The engines rumbled to life in the predawn dark on Thursday, more than 30 sport boats headed offshore to launch the oldest billfishing event in the state, the 46th annual Blue Marlin Tournament in Georgetown.
The first casts were the beginning of the annual South Carolina Governor’s Cup Billfishing Series, this year a five-tournament competition that is the signal flag on the lines of a recreational fishing industry said to bring $600 million per year to the coastal economy.
Their boats are top of the line. They pay thousands of dollars each to enter different categories in the tournament, thousands more to get into pools of extra cash awards and hundreds of dollars each run in fuel alone.
But these anglers bring something bigger to the table: the future of fishing off the Lowcountry coast. And many of them don’t even realize how important they are.
When the boats pull back to the docks, state wildlife officers are waiting to record what they caught, where they caught it, the bait and hooks they used and other details.
The information goes into a database that has been compiled for more than 30 years. It’s the only detailed catch history of its kind in the East if not the country.
Meanwhile, from that record the S.C. Department of Natural Resources has expanded to track meat fish such as tuna, wahoo and dolphin fish, as well as billfish caught year-round.
So, the database has become an unrivaled, sought-after resource for tracking a lot of popular offshore fish — pivotal to state, federal and now international fishery managers such as the International Commission for the Conservation of Atlantic Tunas trying to save the prized, disappearing food fish. The DNR tracking may well end up being the thing that keeps sought-after fish in the ocean off the Lowcountry, and keeps anglers like the tournament competitors coming after them.
“South Carolina has the best data set for its offshore fisheries. Period,” said fishing researcher Don Hammond. He ought to know. It was his idea more than 30 years ago. Today, he’s about to incorporate the dolphin fish data into his research for Cooperative Science Services, his company.
Those pricey sports boats in the billfish series are the new faces in a centuries-old lineage of ketches, schooners, sidewheelers and the like that are the heritage of the Lowcountry. Theirs is the coast that used to be defined by commercial fishing and shrimping.
Both industries have been strangled by tighter catch restrictions on the fish they’re after, fish that regulators say are caught too often to sustain the population. The commercial boats have disappeared one by one. Meanwhile, more than 80,000 South Carolina residents hold saltwater fishing licenses, a number that does not include out-of-state license owners and some tourist anglers.
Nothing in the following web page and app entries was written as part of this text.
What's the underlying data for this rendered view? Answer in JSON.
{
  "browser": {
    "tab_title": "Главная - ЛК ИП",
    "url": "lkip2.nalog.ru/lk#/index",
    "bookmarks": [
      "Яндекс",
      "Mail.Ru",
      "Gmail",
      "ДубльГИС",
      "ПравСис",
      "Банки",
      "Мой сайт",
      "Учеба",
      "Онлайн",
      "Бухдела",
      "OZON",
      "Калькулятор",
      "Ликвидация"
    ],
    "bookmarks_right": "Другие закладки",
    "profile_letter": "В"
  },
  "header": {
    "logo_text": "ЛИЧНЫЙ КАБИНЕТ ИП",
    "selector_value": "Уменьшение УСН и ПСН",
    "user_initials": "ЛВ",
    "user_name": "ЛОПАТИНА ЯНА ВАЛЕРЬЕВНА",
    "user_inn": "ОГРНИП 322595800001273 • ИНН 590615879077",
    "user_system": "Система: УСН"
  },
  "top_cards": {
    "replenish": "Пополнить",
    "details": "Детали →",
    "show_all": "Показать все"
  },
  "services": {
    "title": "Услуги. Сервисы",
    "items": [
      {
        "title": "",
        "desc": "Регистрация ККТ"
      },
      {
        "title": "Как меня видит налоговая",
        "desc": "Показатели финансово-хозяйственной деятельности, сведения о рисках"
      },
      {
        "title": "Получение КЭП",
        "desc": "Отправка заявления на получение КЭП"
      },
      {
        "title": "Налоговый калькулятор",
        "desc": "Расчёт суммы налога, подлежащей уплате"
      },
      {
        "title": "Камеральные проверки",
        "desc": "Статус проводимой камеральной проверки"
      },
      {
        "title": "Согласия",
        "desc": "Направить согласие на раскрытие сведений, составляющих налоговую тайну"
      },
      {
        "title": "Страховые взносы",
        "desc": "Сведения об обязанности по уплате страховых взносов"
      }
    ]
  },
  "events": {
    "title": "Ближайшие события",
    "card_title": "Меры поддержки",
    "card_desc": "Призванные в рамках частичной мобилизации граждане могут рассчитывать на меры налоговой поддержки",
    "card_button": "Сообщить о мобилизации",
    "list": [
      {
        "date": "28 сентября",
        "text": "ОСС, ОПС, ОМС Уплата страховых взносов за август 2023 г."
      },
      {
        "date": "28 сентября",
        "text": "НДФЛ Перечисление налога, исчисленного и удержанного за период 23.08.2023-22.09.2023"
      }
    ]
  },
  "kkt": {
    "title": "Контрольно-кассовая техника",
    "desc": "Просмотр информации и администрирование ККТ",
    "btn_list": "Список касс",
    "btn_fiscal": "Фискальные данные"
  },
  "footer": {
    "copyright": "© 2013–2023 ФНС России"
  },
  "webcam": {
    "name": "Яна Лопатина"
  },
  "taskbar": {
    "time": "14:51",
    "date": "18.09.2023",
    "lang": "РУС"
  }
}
More than 2 million recreational trips per year are run offshore.
The DNR needs the data it compiles to keep the whole works afloat. The data is far richer than a simple record of catch numbers, it’s an equation of catches based on “unit of effort,” how many hooks in the water for how long. It’s comprehensive to the point of factoring in times when the other lines on a boat are pulled out while a big catch is wrestled in.
If all the tournaments were doing that, and had been doing it, stock assessments would be far more accurate, said Wally Jenkins, who coordinates the billfish series and the data records for DNR.
As just one example, the billfish boats last year caught a total 32 white marlin, one of the species regulators are worried about. But, “that’s a pretty decent number for something that’s supposed to be endangered,” Jenkins said.
The day before the Blue Marlin Tournament opened, Jim Johnston was aboard Big Sky, fitting out the boat he traded his Montana retirement for.
Johnston, 68, has fished in the tournament for every one of its 46 years. He used to own the Georgetown Landing Marina where it’s held. If there’s a rival to DNR’s record history, it’s him. He can reel off the number of boats that competed and the fish caught in the early years. He can talk sizes and strategies.
“I almost know it by heart,” he kidded. Yet, “I don’t know that anybody other than DNR is as aware of it as I am.”
Most anglers, though, have come to expect the DNR officers as soon as they hit the dock. It’s one more formality that makes for the event’s import and pageantry. Everybody knows what’s at stake. The series stresses catch and release, and touts that some nine of every 10 fish hooked are put back.
And coincidentally enough, billfish catch numbers have climbed dramatically for nearly a decade after holding steady for years, while meatfish numbers keep tanking. You can’t attribute that to the tournament’s catch-and-release, but it’s a nice affirmation. The catch records are “really a pioneer state program focused on benefiting recreational fishermen,” Hammond said. “It’s something we can take pride in.”
Reach Bo Petersen at 937-5744, @bopete on Twitter or Bo Petersen Reporting on Facebook.